In August, the House of Representatives (parliament) made amendments to the Police Authority Law, the first of their kind, for legalizing many of the Interior Ministry’s National Security Sector (NSS) practices that had been conducted informally. Among the most prominent of these practices was the NSS participation in setting security policies in the State and following up their implementation, which is considered a theoretical reduction of the powers of the General Intelligence Service (GIS), that is authorized to set the State’s security policy according to the GIS law issued in 1971. The amendments also authorize the National Security Sector (to assist State institutions in facing threats by providing them with advice and security recommendations), which legalizes the influence of the NSS over State institutions. The amendments also empower the NSS to monitor problems facing the State, measure the public opinion tendencies, and submit reports in this respect to concerned authorities to take necessary steps towards solving these problems and containing their effects.
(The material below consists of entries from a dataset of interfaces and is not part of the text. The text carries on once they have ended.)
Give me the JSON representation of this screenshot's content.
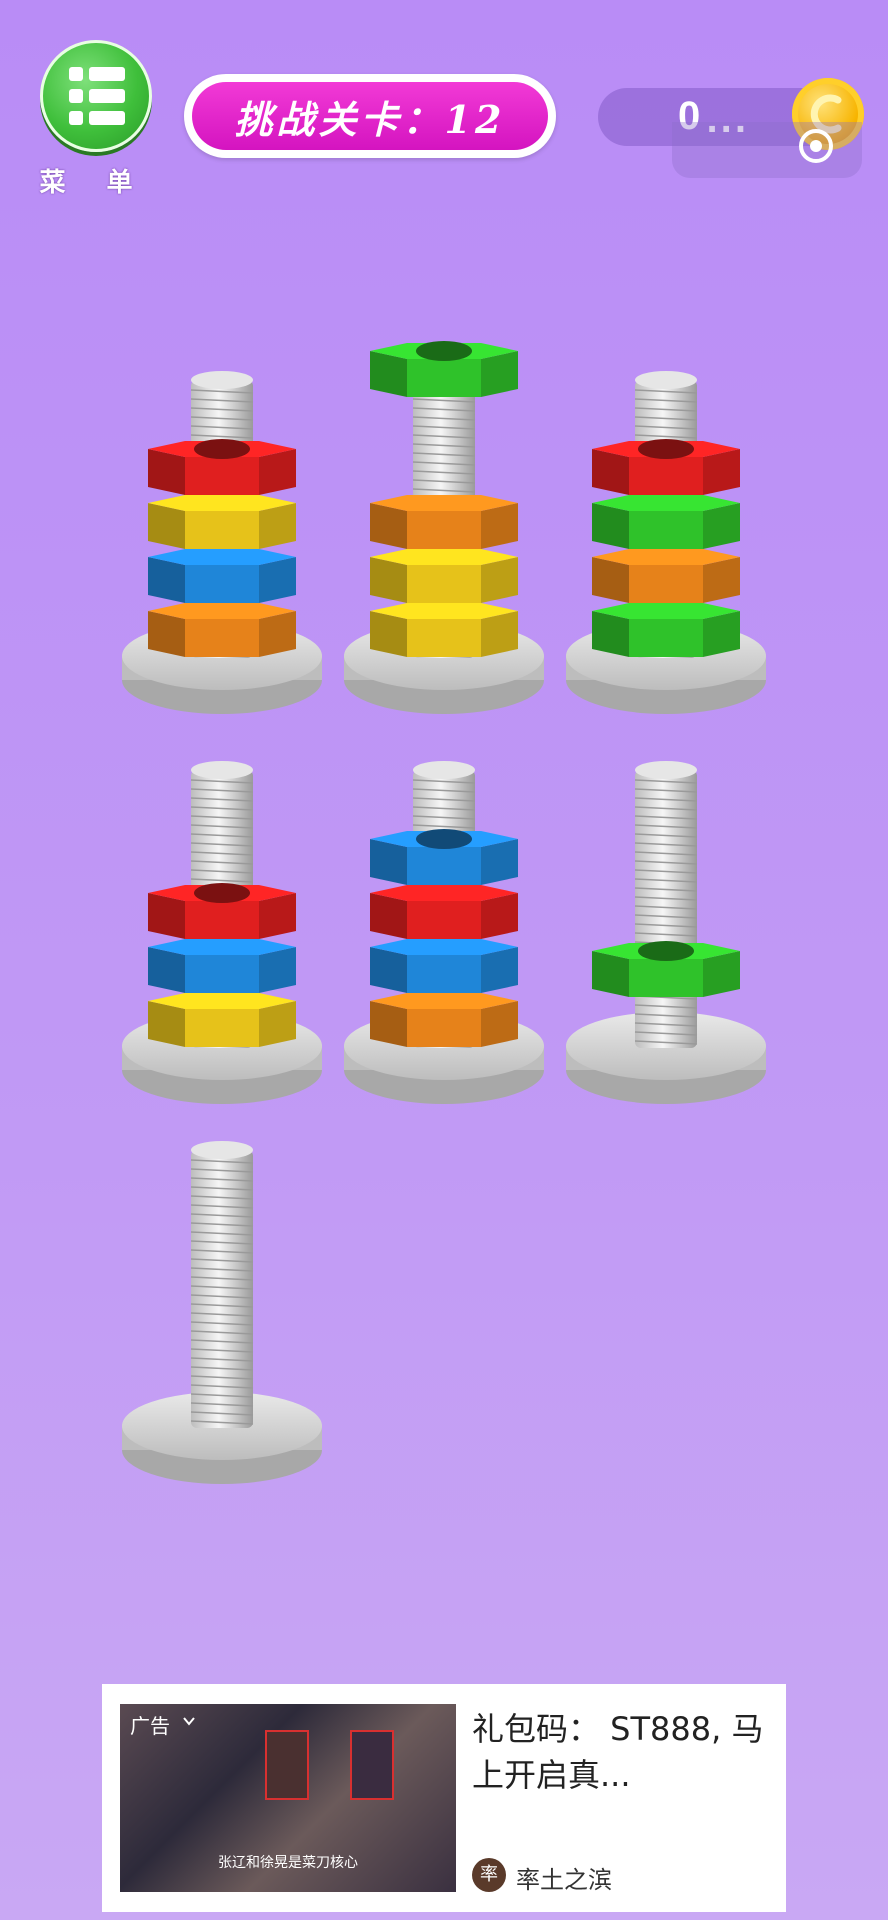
{
  "menu": {
    "label": "菜 单",
    "icon": "list-icon"
  },
  "level": {
    "text": "挑战关卡：12"
  },
  "coins": {
    "value": "0",
    "dots": "...",
    "icon": "coin-icon",
    "settings_icon": "settings-icon"
  },
  "board": {
    "poles": [
      {
        "name": "pole-1",
        "nuts": [
          "orange",
          "blue",
          "yellow",
          "red"
        ]
      },
      {
        "name": "pole-2",
        "nuts": [
          "yellow",
          "yellow",
          "orange",
          "green"
        ],
        "lifted_top": true
      },
      {
        "name": "pole-3",
        "nuts": [
          "green",
          "orange",
          "green",
          "red"
        ]
      },
      {
        "name": "pole-4",
        "nuts": [
          "yellow",
          "blue",
          "red"
        ]
      },
      {
        "name": "pole-5",
        "nuts": [
          "orange",
          "blue",
          "red",
          "blue"
        ]
      },
      {
        "name": "pole-6",
        "nuts": [
          "green"
        ],
        "lifted_top": true
      },
      {
        "name": "pole-7",
        "nuts": []
      }
    ],
    "colors": {
      "red": "#e01f1f",
      "yellow": "#e6c21a",
      "blue": "#1f86d8",
      "orange": "#e6821a",
      "green": "#2fc22a"
    }
  },
  "ad": {
    "tag": "广告",
    "title": "礼包码： ST888, 马上开启真...",
    "thumb_caption": "张辽和徐晃是菜刀核心",
    "source": "率土之滨",
    "source_avatar_char": "率"
  }
}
9- Tightening penalties for infringement of public employees
In August, the Council of Ministers agreed to increase penalties for assaulting public employees and wasting public funds, under the pretext that some categories of public employees, such as police personnel and workers in public health facilities, are more likely to be attacked by angry citizens. The issuance of this law reflects the increasing anger of citizens towards the government’s public employees, which is manifested in the escalating violence against them.
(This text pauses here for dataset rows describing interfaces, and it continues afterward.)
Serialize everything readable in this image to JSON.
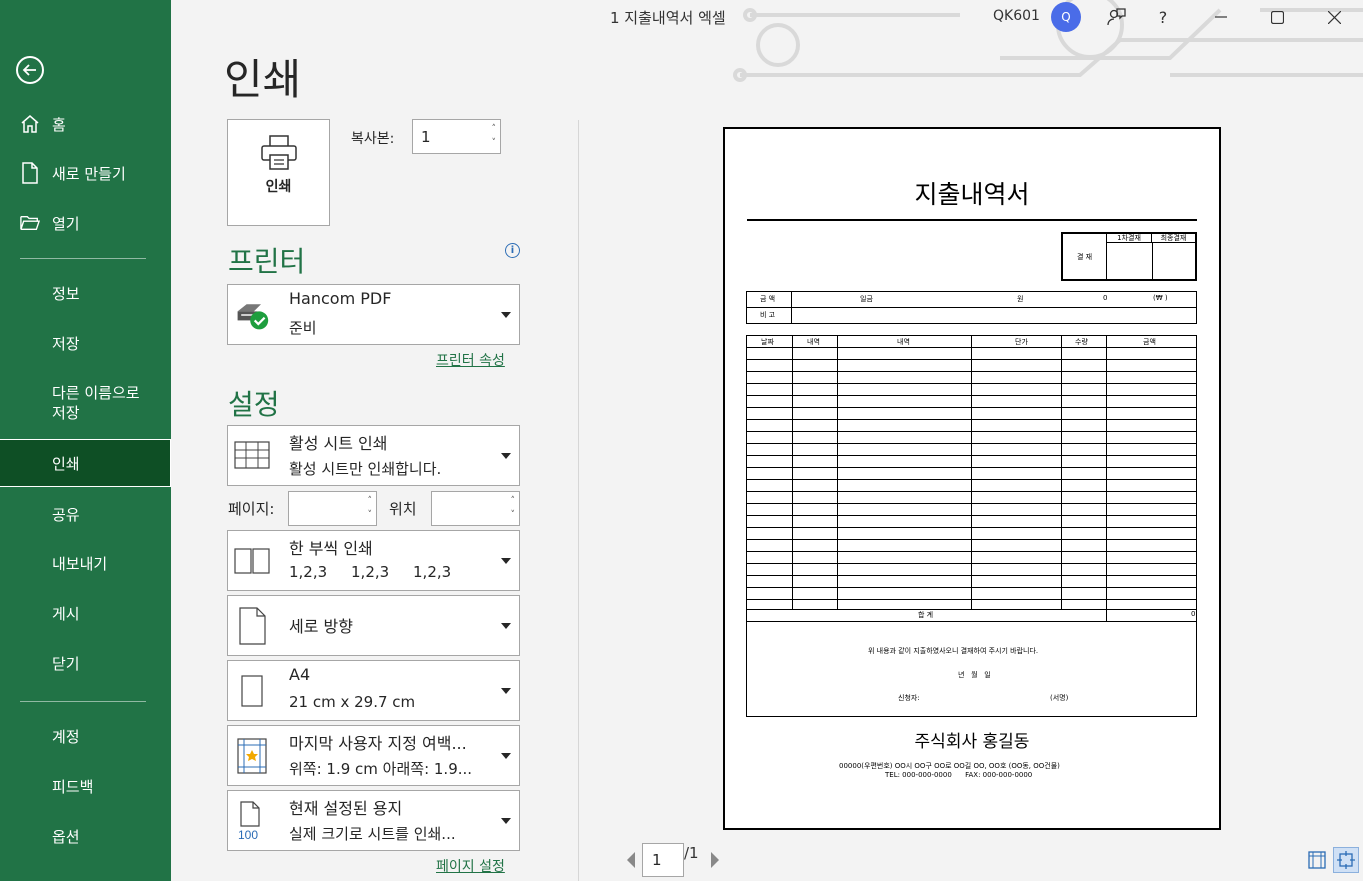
{
  "sidebar": {
    "back_label": "뒤로",
    "items": [
      {
        "label": "홈",
        "icon": "home-icon"
      },
      {
        "label": "새로 만들기",
        "icon": "new-document-icon"
      },
      {
        "label": "열기",
        "icon": "folder-open-icon"
      },
      {
        "label": "정보"
      },
      {
        "label": "저장"
      },
      {
        "label": "다른 이름으로\n저장"
      },
      {
        "label": "인쇄",
        "active": true
      },
      {
        "label": "공유"
      },
      {
        "label": "내보내기"
      },
      {
        "label": "게시"
      },
      {
        "label": "닫기"
      },
      {
        "label": "계정"
      },
      {
        "label": "피드백"
      },
      {
        "label": "옵션"
      }
    ]
  },
  "titlebar": {
    "document_title": "1 지출내역서 엑셀",
    "user_name": "QK601",
    "avatar_initial": "Q",
    "help": "?"
  },
  "print": {
    "page_title": "인쇄",
    "print_button_label": "인쇄",
    "copies_label": "복사본:",
    "copies_value": "1",
    "printer_heading": "프린터",
    "printer_name": "Hancom PDF",
    "printer_status": "준비",
    "printer_properties_link": "프린터 속성",
    "settings_heading": "설정",
    "settings": [
      {
        "line1": "활성 시트 인쇄",
        "line2": "활성 시트만 인쇄합니다.",
        "icon": "sheet-grid-icon"
      },
      {
        "line1": "한 부씩 인쇄",
        "line2": "1,2,3     1,2,3     1,2,3",
        "icon": "collate-icon"
      },
      {
        "line1": "세로 방향",
        "line2": "",
        "icon": "portrait-page-icon"
      },
      {
        "line1": "A4",
        "line2": "21 cm x 29.7 cm",
        "icon": "paper-size-icon"
      },
      {
        "line1": "마지막 사용자 지정 여백...",
        "line2": "위쪽: 1.9 cm 아래쪽: 1.9...",
        "icon": "margins-icon"
      },
      {
        "line1": "현재 설정된 용지",
        "line2": "실제 크기로 시트를 인쇄...",
        "icon": "scaling-100-icon"
      }
    ],
    "pages_label": "페이지:",
    "pages_from": "",
    "to_label": "위치",
    "pages_to": "",
    "page_setup_link": "페이지 설정"
  },
  "preview": {
    "doc_title": "지출내역서",
    "approval": {
      "stamp_label": "결 재",
      "col1": "1차결재",
      "col2": "최종결재"
    },
    "amount_label": "금 액",
    "amount_text": "일금",
    "amount_won": "원",
    "amount_value": "0",
    "amount_suffix": "(₩ )",
    "note_label": "비 고",
    "table_headers": [
      "날짜",
      "내역",
      "내역",
      "단가",
      "수량",
      "금액"
    ],
    "total_label": "합 계",
    "total_value": "0",
    "statement": "위 내용과 같이 지출하였사오니 결재하여 주시기 바랍니다.",
    "date_line": "년   월   일",
    "applicant_label": "신청자:",
    "sign_label": "(서명)",
    "company": "주식회사 홍길동",
    "address": "00000(우편번호) OO시 OO구 OO로 OO길 OO, OO호 (OO동, OO건물)",
    "contact": "TEL: 000-000-0000      FAX: 000-000-0000"
  },
  "pager": {
    "current": "1",
    "total": "/1"
  }
}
The efforts exerted by the security services in Egypt were not aimed at addressing the spread of the coronavirus pandemic in Egypt as much as they aimed to address the likely political repercussions of the outbreak of the pandemic in the Egyptian scene. In fact, this is mainly related to the legitimacy crisis felt by the Sisi regime, which realizes that its rule is based on coercion and not on popular consent, which makes it always feel threatened by the people.
Among the key indicators of the extent of legitimacy in a particular country: is the periodic selection of State leaders in a way that most citizens consider fair and impartial, with the existence of a high level of popular participation in political practices, which is not available in the case of the Sisi regime that monopolizes the political scene and bans any kind of real popular participation in politics.
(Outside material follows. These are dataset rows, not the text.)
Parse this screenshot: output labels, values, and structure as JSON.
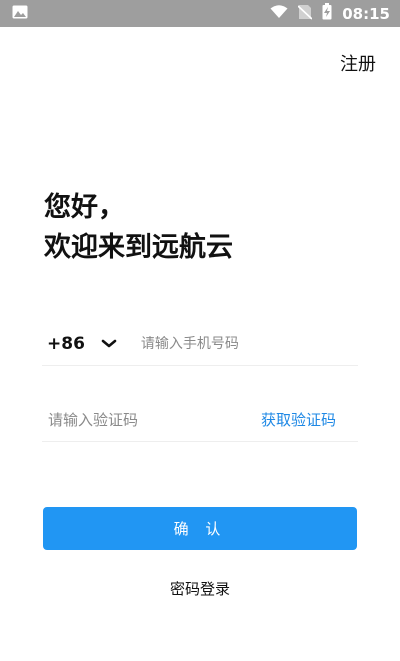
{
  "status_bar": {
    "time": "08:15",
    "icons": [
      "image-icon",
      "wifi-icon",
      "no-sim-icon",
      "battery-charging-icon"
    ]
  },
  "header": {
    "register_label": "注册"
  },
  "greeting": {
    "line1": "您好，",
    "line2": "欢迎来到远航云"
  },
  "phone": {
    "country_code": "+86",
    "placeholder": "请输入手机号码"
  },
  "verification": {
    "placeholder": "请输入验证码",
    "get_code_label": "获取验证码"
  },
  "actions": {
    "confirm_label": "确 认",
    "password_login_label": "密码登录"
  },
  "colors": {
    "accent": "#2196f3",
    "link": "#1e88e5",
    "status_bar": "#9e9e9e"
  }
}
To sum up, it can be said that the Egyptian security system has succeeded in confronting the challenges that it faced during the coronavirus crisis through the use of an iron security grip, consolidation of its control over society, and maintaining policies that are aimed at stifling the regime opponents or any voices that criticize its policies.
Although these security policies may have succeeded in the short term, but it remains a gamble, as the harsh economic decisions made by the Sisi regime along with the coronavirus repercussions have greatly accumulated the latent popular anger which is likely to suddenly explode at any time.
 Prisons Authority releases 4,011 criminal prisoners upon a presidential pardon, on the occasion of Egypt’s “Sinai Liberation Day” celebrations in April, and then Interior Ministry releases 9,000 inmates in implementation of two presidential pardons on the occasion of Eid Al Fitr in May, AlMarsad.
 The views expressed in this article are entirely those of the author’s and do not necessarily reflect the views of EIPSS.